Data shown ▸
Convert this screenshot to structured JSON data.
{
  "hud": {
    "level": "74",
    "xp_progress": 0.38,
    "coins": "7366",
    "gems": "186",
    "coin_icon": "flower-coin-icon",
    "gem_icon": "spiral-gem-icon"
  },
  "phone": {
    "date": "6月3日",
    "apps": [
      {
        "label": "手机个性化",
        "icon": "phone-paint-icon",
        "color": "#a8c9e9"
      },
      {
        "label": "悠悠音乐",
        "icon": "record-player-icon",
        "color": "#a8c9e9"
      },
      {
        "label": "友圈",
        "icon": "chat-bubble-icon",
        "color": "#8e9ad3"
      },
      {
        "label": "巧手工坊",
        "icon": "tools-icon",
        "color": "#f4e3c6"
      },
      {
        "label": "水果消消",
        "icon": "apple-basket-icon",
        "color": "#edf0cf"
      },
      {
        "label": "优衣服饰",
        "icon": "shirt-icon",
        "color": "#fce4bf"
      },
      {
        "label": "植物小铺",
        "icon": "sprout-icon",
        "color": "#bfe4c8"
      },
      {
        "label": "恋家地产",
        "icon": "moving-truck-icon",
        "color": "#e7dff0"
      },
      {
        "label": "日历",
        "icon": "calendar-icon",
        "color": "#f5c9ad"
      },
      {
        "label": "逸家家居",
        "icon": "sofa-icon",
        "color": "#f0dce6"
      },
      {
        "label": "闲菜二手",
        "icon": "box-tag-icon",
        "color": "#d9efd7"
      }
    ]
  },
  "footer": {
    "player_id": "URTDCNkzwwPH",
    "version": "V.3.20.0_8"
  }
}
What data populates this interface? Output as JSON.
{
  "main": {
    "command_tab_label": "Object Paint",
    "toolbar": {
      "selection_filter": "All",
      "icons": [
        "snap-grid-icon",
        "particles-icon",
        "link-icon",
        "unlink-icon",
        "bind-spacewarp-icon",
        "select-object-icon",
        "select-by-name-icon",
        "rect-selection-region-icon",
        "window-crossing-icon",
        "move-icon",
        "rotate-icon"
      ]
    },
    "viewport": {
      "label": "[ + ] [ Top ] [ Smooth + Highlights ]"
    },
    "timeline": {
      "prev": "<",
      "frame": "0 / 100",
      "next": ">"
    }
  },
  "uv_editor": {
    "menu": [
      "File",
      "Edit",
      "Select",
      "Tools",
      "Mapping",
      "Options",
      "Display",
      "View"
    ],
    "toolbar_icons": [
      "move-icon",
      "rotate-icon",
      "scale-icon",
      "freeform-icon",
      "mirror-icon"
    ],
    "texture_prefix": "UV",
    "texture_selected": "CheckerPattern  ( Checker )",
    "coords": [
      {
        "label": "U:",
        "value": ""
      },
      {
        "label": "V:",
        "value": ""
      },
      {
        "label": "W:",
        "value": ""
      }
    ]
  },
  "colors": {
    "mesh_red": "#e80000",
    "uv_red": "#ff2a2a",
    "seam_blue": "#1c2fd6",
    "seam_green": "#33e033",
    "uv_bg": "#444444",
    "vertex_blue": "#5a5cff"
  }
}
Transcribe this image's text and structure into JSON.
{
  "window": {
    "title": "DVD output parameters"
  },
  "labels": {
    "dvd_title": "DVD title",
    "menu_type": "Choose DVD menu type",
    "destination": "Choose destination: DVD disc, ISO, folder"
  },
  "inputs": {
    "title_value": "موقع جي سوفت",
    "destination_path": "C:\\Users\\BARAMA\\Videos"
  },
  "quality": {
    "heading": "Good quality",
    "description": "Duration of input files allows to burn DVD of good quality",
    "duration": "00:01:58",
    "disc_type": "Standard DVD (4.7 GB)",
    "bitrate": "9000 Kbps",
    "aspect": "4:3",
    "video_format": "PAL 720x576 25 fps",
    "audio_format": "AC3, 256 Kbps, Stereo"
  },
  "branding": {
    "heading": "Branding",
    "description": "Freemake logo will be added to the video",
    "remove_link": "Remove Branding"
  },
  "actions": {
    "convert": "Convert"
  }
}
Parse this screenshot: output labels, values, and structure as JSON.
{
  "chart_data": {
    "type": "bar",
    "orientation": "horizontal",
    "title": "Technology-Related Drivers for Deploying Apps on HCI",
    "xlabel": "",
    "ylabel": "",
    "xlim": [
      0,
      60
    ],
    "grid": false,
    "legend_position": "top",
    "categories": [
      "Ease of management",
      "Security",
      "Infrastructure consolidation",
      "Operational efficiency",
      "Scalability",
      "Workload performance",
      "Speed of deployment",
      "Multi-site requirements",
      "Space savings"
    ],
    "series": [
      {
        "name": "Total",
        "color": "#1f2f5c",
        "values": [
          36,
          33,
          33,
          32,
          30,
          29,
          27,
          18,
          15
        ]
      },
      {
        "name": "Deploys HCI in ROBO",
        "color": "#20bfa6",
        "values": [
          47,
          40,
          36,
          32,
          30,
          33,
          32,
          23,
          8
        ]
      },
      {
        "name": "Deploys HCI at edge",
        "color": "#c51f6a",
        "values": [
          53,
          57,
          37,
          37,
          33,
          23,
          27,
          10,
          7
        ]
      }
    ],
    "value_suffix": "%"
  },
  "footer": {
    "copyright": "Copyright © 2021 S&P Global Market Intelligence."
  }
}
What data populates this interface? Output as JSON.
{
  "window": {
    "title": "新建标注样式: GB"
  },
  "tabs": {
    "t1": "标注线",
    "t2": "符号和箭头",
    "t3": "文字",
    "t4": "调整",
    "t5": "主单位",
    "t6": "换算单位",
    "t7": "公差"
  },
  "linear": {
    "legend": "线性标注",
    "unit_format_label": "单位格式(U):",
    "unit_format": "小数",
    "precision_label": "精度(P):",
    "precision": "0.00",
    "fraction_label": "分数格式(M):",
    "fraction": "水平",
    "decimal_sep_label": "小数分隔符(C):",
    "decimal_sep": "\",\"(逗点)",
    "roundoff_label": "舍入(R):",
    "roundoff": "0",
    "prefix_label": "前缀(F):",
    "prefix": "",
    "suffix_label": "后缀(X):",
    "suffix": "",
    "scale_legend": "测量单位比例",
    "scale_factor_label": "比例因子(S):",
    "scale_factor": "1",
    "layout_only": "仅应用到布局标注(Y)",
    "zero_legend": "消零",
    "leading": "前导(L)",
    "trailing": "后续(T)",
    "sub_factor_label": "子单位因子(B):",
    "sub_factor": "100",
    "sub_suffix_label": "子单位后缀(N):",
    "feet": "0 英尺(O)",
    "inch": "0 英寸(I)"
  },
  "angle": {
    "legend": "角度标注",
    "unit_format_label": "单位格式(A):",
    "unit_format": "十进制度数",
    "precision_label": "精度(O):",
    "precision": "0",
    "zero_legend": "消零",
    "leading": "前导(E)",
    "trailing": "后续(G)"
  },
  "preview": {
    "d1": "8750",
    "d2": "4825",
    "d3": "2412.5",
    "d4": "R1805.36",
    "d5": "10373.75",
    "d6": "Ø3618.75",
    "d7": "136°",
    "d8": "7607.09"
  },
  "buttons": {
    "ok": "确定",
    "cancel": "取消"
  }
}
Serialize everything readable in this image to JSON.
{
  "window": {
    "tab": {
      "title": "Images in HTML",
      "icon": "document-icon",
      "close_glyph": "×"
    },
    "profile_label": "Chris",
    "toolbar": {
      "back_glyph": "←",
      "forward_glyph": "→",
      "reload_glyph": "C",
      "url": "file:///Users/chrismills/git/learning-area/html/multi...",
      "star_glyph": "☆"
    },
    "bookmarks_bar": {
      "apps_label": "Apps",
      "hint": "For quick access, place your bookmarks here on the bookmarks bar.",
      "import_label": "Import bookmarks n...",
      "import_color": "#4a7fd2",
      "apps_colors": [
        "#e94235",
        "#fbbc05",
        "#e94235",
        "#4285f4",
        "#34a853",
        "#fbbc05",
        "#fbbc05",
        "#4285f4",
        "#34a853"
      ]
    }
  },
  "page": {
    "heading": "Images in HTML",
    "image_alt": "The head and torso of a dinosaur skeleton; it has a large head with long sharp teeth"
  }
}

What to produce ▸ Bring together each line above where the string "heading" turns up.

Output of the exercise ▸
    "heading": "Good quality",
    "heading": "Branding",
    "heading": "Images in HTML",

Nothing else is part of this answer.